Oregon's pastoral Rogue Valley, the home of Matinee At The Bijou, is much better known for pear orchards than showbiz, but MATB is far from Southern Oregon's first brush with the big time.
Vance DeBar Colvig was just one local product to make a significant impact on the entertainment industry. Born in nearby Jacksonville in 1892, his schoolboy compatriots, inspired by young Vance’s abundant freckles, dubbed him “Pinto, the human leopard.” The freckles eventually faded, but the name stuck and helped launch Colvig on a trajectory that would leave an impact on several of the lively arts.
After attending Oregon Agricultural College in Corvallis, Pinto’s first of many careers was with the circus, performing as a clown and "squeaky clarinet player." Pinto then found work as a newspaper cartoonist, first in Nevada, later with the San Francisco Bulletin and Chronicle, which led to a partnership producing animated cartoons. In 1915 his Animated Films Corporation produced the world’s first feature-length cartoon, “Creation.”
AFC didn’t survive World War I, so Pinto began his own studio; Encyclopedia Brittanica credits him with the world's first color cartoon, 1919’s "Pinto's Prizma Comedy Review." In Southern California in 1928 Pinto and Walter Lantz produced one of the world’s first talking cartoons, "Blue Notes," with Bolivar the Talking Ostrich. All three cartoons are now apparently lost, though five frames of “Creation” survive among Pinto's papers at the Southern Oregon Historical Society.
1924 had brought Pinto to Hollywood and live film. Pinto worked as a gag man, scenarist and title writer for Mack Sennett, Jack White, Harold Lloyd and many others; he also often appeared before the silent camera in small comic roles. Then, as Pinto tells it, Mack Sennett gave him the go-ahead to a suggestion for a cartoon gag in one of his short subjects. This introduced animation into live-action comedy and brought Pinto back to pen and ink, hand-drawing explosions or swarms of bees onto frames of celluloid to bedevil the live comedians.
The advent of sound drove Pinto from silent comedy to Walt Disney Studios, where he continued as a gag man, co-wrote “Who’s Afraid of the Big Bad Wolf,” and found yet a new career in sound effects and character voices. He barked for Pluto and spoke for the Practical Pig, Grumpy and Sleepy, and was the voice of Goofy for the next thirty-five years. Pinto also voiced Popeye’s Bluto for Fleischer Studios and for decades produced a broad range of freelance voice work for radio, cartoons and film. Several Munchkins in “The Wizard of Oz” speak and sing in Pinto Colvig’s voice, including the one who sounds exactly like his Gabby from Fleischer’s “Gulliver’s Travels.”

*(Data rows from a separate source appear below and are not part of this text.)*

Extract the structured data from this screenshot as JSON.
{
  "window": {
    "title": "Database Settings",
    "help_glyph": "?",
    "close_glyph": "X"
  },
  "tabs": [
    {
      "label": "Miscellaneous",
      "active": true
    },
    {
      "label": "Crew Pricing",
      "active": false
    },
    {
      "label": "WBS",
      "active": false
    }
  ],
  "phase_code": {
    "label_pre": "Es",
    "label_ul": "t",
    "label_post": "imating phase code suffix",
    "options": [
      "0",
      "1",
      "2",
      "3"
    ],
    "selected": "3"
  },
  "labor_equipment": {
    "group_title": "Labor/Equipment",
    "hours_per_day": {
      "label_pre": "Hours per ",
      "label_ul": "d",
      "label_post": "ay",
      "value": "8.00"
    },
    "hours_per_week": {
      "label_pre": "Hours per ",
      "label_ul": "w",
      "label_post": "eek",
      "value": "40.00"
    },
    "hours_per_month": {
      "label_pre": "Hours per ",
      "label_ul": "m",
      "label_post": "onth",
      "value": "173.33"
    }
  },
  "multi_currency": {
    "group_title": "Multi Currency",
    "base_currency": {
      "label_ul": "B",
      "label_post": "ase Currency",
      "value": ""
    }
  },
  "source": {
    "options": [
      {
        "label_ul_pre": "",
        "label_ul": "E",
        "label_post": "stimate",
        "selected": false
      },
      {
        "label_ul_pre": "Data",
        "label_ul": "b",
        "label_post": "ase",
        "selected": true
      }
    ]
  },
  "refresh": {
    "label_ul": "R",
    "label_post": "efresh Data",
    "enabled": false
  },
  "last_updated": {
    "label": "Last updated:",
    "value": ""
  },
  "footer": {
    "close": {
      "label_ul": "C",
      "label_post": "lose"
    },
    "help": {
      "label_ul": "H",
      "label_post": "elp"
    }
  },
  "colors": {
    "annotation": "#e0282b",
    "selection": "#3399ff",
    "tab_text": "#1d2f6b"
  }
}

In 1946 Walter Livingston contracted Pinto to write and record the original Bozo the Clown record albums; three years later he starred as the first TV Bozo, on KTTV in Los Angeles. The distinctive voice and delivery used by every Bozo since (including Pinto’s son, Vance Jr., who took up the role in 1959) has been in imitation of Pinto Colvig.
As a side note, in 1906 Pinto’s father decided to move the five miles from Jacksonville to the burgeoning town of Medford. Pinto was 14 and about to graduate from elementary school, so Judge Colvig bought a house across the street from the high school. He hadn’t anticipated, though, that his son would fail the required high school entrance exam--miserably. So at the age of 14 Pinto was a free man: His father was rich and powerful, he had no responsibilities, and he was living in the largest town in the area. Young Pinto became well-known in Medford; among the many he befriended was Frank Willeke, the railroad flagman on Main Street. Willeke was mildly retarded and universally described as the happiest man in town; Pinto later said that he “admired his simplicity.” Decades later Pinto told Walt Disney of his friend and imitated his distinctive laugh, and Medford’s Frank Willeke became the inspiration and model for Goofy.
Pinto left his mark on Medford literally, as well: On a brick of the old railroad station is Pinto’s name along with an arrow pointing toward Jacksonville, written in ink in a strangely familiar style. The handwriting is that of the Walt Disney logo—which itself is drawn in the hand lettering Pinto had used since his youth. After the adoption of that logo, Walt Disney himself had to learn to imitate Pinto Colvig’s penmanship to sign his own autographs.